● DESCRIPTION OF THE TASK:
Go through the listing and retype each line exactly.

● PROVIDED RECORDS:
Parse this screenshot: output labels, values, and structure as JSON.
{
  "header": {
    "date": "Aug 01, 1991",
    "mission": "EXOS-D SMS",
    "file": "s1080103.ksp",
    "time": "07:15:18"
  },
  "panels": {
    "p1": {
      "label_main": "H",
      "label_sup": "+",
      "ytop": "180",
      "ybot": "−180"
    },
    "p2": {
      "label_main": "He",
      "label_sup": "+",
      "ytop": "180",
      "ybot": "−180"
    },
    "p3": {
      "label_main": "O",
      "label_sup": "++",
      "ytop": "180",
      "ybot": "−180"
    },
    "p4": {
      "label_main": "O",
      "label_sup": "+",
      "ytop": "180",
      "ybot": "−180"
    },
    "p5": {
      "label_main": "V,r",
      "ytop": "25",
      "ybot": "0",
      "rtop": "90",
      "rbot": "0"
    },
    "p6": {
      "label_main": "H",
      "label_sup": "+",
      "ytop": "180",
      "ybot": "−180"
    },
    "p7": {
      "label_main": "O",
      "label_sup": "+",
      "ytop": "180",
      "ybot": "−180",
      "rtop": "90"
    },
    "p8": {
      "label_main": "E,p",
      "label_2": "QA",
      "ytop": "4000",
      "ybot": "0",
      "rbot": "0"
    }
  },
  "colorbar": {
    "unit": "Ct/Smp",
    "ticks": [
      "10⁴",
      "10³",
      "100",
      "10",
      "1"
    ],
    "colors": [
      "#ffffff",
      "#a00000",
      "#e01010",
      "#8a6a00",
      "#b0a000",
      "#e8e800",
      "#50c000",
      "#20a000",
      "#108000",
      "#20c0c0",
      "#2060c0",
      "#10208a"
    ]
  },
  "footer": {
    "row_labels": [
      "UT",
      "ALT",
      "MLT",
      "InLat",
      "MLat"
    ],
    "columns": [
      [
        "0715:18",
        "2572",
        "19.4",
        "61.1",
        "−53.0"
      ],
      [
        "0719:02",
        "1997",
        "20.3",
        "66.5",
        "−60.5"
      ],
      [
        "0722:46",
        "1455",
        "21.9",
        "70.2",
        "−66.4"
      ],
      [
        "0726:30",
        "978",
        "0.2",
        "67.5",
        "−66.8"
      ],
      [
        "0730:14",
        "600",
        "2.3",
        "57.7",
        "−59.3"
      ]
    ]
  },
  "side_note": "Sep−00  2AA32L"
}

● SOLVED PROBLEM:
Parse this screenshot: output labels, values, and structure as JSON.
{
  "header": {
    "date": "Aug 01, 1991",
    "mission": "EXOS-D SMS",
    "file": "s1080103.ksp",
    "time": "07:15:18"
  },
  "panels": {
    "p1": {
      "label_main": "H",
      "label_sup": "+",
      "ytop": "180",
      "ybot": "−180"
    },
    "p2": {
      "label_main": "He",
      "label_sup": "+",
      "ytop": "180",
      "ybot": "−180"
    },
    "p3": {
      "label_main": "O",
      "label_sup": "++",
      "ytop": "180",
      "ybot": "−180"
    },
    "p4": {
      "label_main": "O",
      "label_sup": "+",
      "ytop": "180",
      "ybot": "−180"
    },
    "p5": {
      "label_main": "V,r",
      "ytop": "25",
      "ybot": "0",
      "rtop": "90",
      "rbot": "0"
    },
    "p6": {
      "label_main": "H",
      "label_sup": "+",
      "ytop": "180",
      "ybot": "−180"
    },
    "p7": {
      "label_main": "O",
      "label_sup": "+",
      "ytop": "180",
      "ybot": "−180",
      "rtop": "90"
    },
    "p8": {
      "label_main": "E,p",
      "label_2": "QA",
      "ytop": "4000",
      "ybot": "0",
      "rbot": "0"
    }
  },
  "colorbar": {
    "unit": "Ct/Smp",
    "ticks": [
      "10⁴",
      "10³",
      "100",
      "10",
      "1"
    ],
    "colors": [
      "#ffffff",
      "#a00000",
      "#e01010",
      "#8a6a00",
      "#b0a000",
      "#e8e800",
      "#50c000",
      "#20a000",
      "#108000",
      "#20c0c0",
      "#2060c0",
      "#10208a"
    ]
  },
  "footer": {
    "row_labels": [
      "UT",
      "ALT",
      "MLT",
      "InLat",
      "MLat"
    ],
    "columns": [
      [
        "0715:18",
        "2572",
        "19.4",
        "61.1",
        "−53.0"
      ],
      [
        "0719:02",
        "1997",
        "20.3",
        "66.5",
        "−60.5"
      ],
      [
        "0722:46",
        "1455",
        "21.9",
        "70.2",
        "−66.4"
      ],
      [
        "0726:30",
        "978",
        "0.2",
        "67.5",
        "−66.8"
      ],
      [
        "0730:14",
        "600",
        "2.3",
        "57.7",
        "−59.3"
      ]
    ]
  },
  "side_note": "Sep−00  2AA32L"
}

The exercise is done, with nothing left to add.